That crisp, fresh feeling of white sheets was the best part of a hotel experience for me. From that moment forward, I have used white bedding on every bed I’ve made. Anything else just feels grubby and late for class.

 

Photo Above: White linen -- or in this case, underwear -- looks better on a clothesline on a summer day, too. Image: Wikipedia

 

Because I didn’t start making quilts until I was in my late twenties, I had no way of knowing that my pillowcase/sheet preference would serve my passion perfectly.

 

When you put a colorful patchwork quilt on a bed fitted with white bedding, the patchwork quilt gets all the glory. It’s the superstar of the bed. Any color scheme, any pattern, when a quilt floats atop a field of white, what you’ve done for the quilt is give it the treatment every snooty NYC art gallery owner knows: art looks best on a white wall.

 

Speaking of snooty people from New York City, years ago Vogue fashion editor Anna Wintour coined the phrase “matchy-matchy.” When your handbag matches your shoes matches your headband, you’re matchy-matchy: boring, and not terribly creative.

 

It turns out you can be matchy-matchy with your quilt-linen combo, too.
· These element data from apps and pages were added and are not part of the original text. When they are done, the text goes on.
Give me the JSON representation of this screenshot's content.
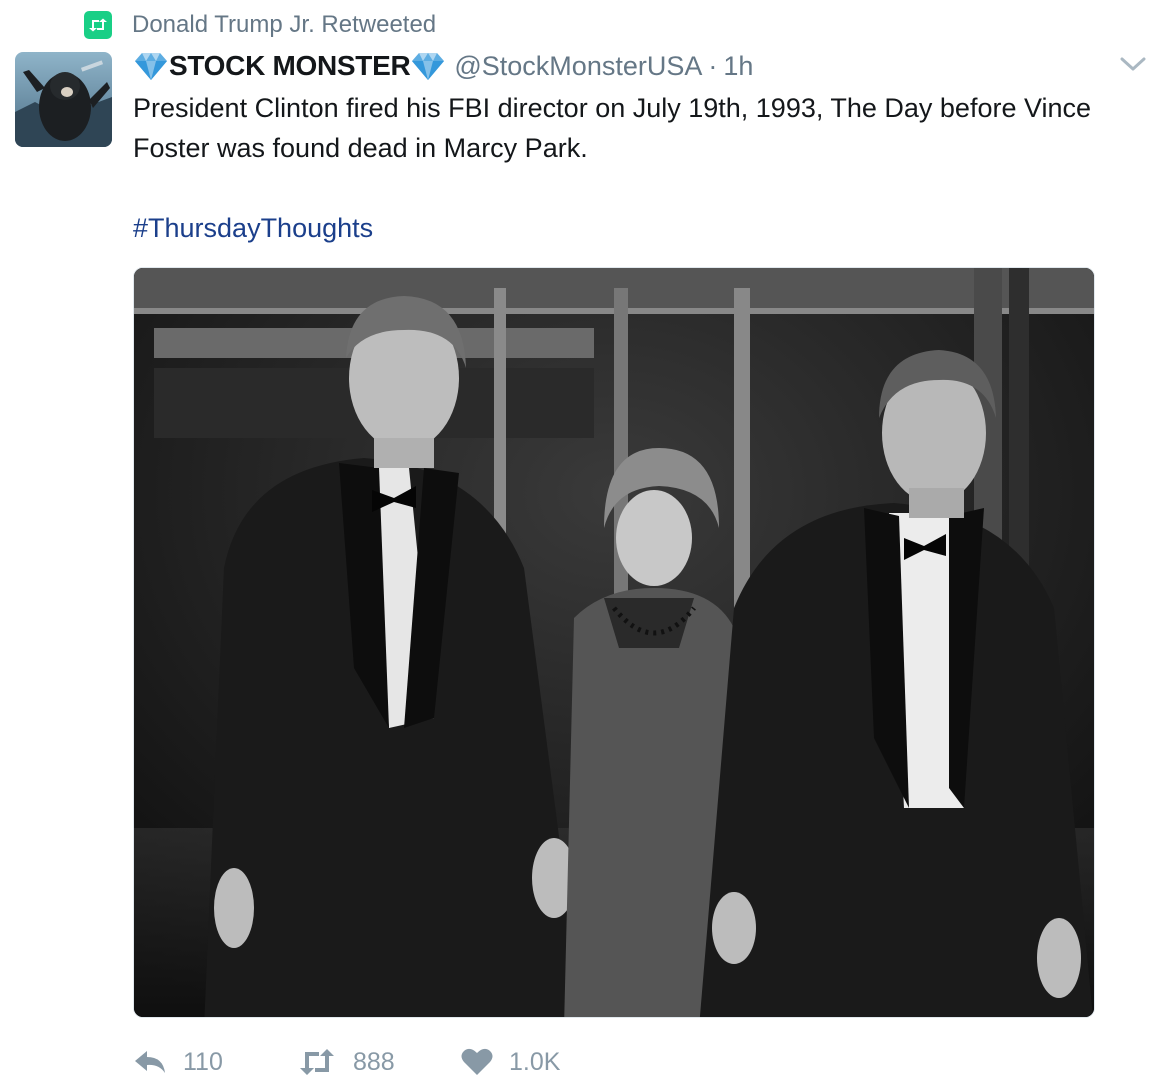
{
  "retweet_context": {
    "icon": "retweet-icon",
    "text": "Donald Trump Jr. Retweeted",
    "accent": "#19cf86"
  },
  "tweet": {
    "avatar_icon": "avatar-gorilla",
    "display_name": "STOCK MONSTER",
    "name_emoji": "gem-stone",
    "handle": "@StockMonsterUSA",
    "separator": "·",
    "time": "1h",
    "text": "President Clinton fired his FBI director on July 19th, 1993, The Day before Vince Foster was found dead in Marcy Park.",
    "hashtag": "#ThursdayThoughts",
    "hashtag_color": "#1b3f8b",
    "media": {
      "type": "photo",
      "description_icon": "black-and-white-photo"
    }
  },
  "actions": {
    "reply": {
      "icon": "reply-icon",
      "count": "110"
    },
    "retweet": {
      "icon": "retweet-icon",
      "count": "888"
    },
    "like": {
      "icon": "heart-icon",
      "count": "1.0K"
    },
    "color": "#8899a6"
  }
}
If you match your pale pink sheets with your pale-pink-and-green bargello on the bed, the pink in the quilt blends with the pink pillowcases sitting atop it; the deep green dust ruffle obscures the border you labored over. And the very notion you’d pair a jewel-toned Jinny Beyer with buttercream yellow bedding… I can’t talk about it.

 

But on white! On a bed trussed up in white linen, your piè de résistance shines. “See my vibrant florals!” it shouts in its snow-white pride. “Feast your eyes on my rich brown calico!” Indeed, like being hung on a white art gallery wall, your quilt is contrasted—not confused—by its surroundings. It looks fantastic.

 

Photo Right: You put this Hawaiian quilt on a bed with beige plaid bedding, I’ll find you. Image: Wikipedia

 

I rotate quilts on and off my bed. I’ll use my favorite Log Cabin for a while, and then swap it out for a Churn Dash. No matter the quilt, it is unfurled on a bed of white linen. I still feel twenty-two sometimes, but I sleep like a baby.